The key is to have staying power and know what you own. If you don’t have confidence in the future earning power of the businesses you own, you are likely in a “story stock” that is long on “promises” and short on “profits.” Then you are just hoping and praying versus having confidence in the underlying asset.

If you are in businesses and sectors trading below the lowest end of their historic multiple ranges and have demonstrated, predictable, historic earnings power, your only unease will come from not having more capital to add (or finding stocks that are up and you can use to add to your best ideas that are down).

Beyond those two scenarios, the only panacea is patience. Biding your time, sitting on your hands and waiting for the forced sellers (who had too much margin) to be liquidated so the market can clear and revert back to normalized valuations. Don’t get me wrong, there are a large group of recent IPOs, SPACs and “story stocks” that will never recover or return to new highs. Others will take many years. But if you’re reading this, you’re likely not the type of investor who buys momentum stocks. You, like us, buy quality when it’s on sale – and don’t use margin. Therefore, you need only sit on your hands and wait. Time arbitrage heals all when you own a basket of high quality businesses with historic earnings power at low multiples.

Your best strategy is to likely go play golf and wait for time arbitrage to heal all wounds. If this makes sense to you, then you own the right businesses and sectors. If it does not, you got caught in the hype of easy money and are paying your market tuition. Everyone goes through that process and pays the piper in their first cycle or two. After the tuition is paid you always make sure 1) stay off leverage 2) buy high quality when it is on sale.

We have made no material changes in our portfolio beyond bulking up on a special situations auto-part supplier – as the market has served up the opportunity in recent days. Mr. Market is in his manic mood and we must take advantage when the window is open – knowing the “market” could go lower, but the underlying earnings power of our businesses is steadfast over time. Those are the type of businesses that enable you to live by the wise words of Rudyard Kipling:

If you can keep your head when all about you Are losing theirs and blaming it on you, If you can trust yourself when all men doubt you, But make allowance for their doubting too…

Yours is the Earth and everything that’s in it, And-which is more-you’ll be a Man, my son!

And if in fact we are at peak inflation and yields – which may now be the case – that reversion may be coming sooner rather than later, so enjoy the golf/waiting time while it lasts!

On Friday, we joined Marcel Münch from Germany (of East West investment Opportunities) for an interview about our latest thoughts on the market, China, Alibaba and Biotech. It must have struck a chord because it went viral on YouTube and Twitter over the weekend. This is a good watch for those with interest in these areas.

Now onto the shorter term view for the General Market:

In this week’s AAII Sentiment Survey result, Bullish Percent retreated to 24.3% from 26.9% last week. Bearish Percent declined to 49% from 52.9%. Retail sentiment is still fearful.


The CNN “Fear and Greed” collapsed from 39 last week to 19 this week. Sentiment is at/near maximum fear in the market.

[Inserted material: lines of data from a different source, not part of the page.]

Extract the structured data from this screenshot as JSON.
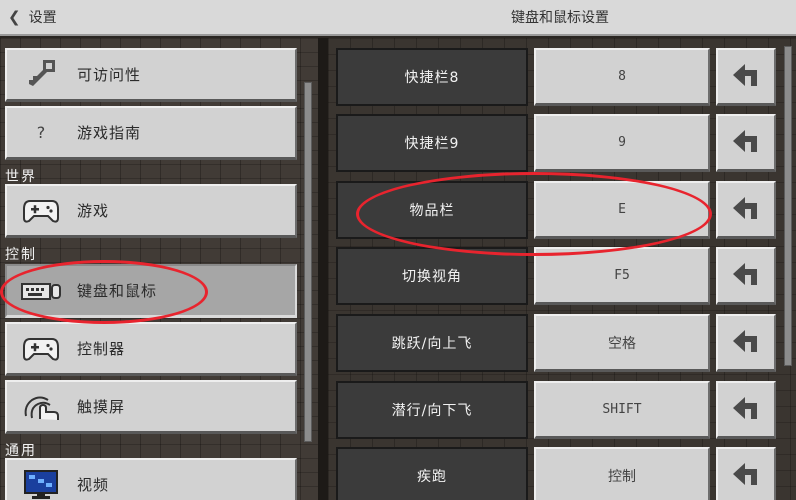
{
  "topbar": {
    "back_label": "设置",
    "title": "键盘和鼠标设置"
  },
  "sidebar": {
    "items_top": [
      {
        "label": "可访问性",
        "icon": "key-icon"
      },
      {
        "label": "游戏指南",
        "icon": "question-mark-icon"
      }
    ],
    "section_world": "世界",
    "items_world": [
      {
        "label": "游戏",
        "icon": "gamepad-icon"
      }
    ],
    "section_controls": "控制",
    "items_controls": [
      {
        "label": "键盘和鼠标",
        "icon": "keyboard-mouse-icon",
        "selected": true
      },
      {
        "label": "控制器",
        "icon": "gamepad-icon"
      },
      {
        "label": "触摸屏",
        "icon": "touch-hand-icon"
      }
    ],
    "section_general": "通用",
    "items_general": [
      {
        "label": "视频",
        "icon": "monitor-icon"
      }
    ]
  },
  "bindings": [
    {
      "action": "快捷栏8",
      "key": "8"
    },
    {
      "action": "快捷栏9",
      "key": "9"
    },
    {
      "action": "物品栏",
      "key": "E",
      "highlighted": true
    },
    {
      "action": "切换视角",
      "key": "F5"
    },
    {
      "action": "跳跃/向上飞",
      "key": "空格"
    },
    {
      "action": "潜行/向下飞",
      "key": "SHIFT"
    },
    {
      "action": "疾跑",
      "key": "控制"
    }
  ],
  "colors": {
    "button_face": "#d2d2d2",
    "button_selected": "#a6a6a6",
    "dark_label": "#3b3b3b",
    "annotation_red": "#e8242e",
    "background_dirt": "#413b36"
  }
}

And finally, the NAAIM (National Association of Active Investment Managers Index) ticked up to 57.18% this week from 46.25% equity exposure last week.

Author and/or clients may have beneficial holdings in any or all investments mentioned above.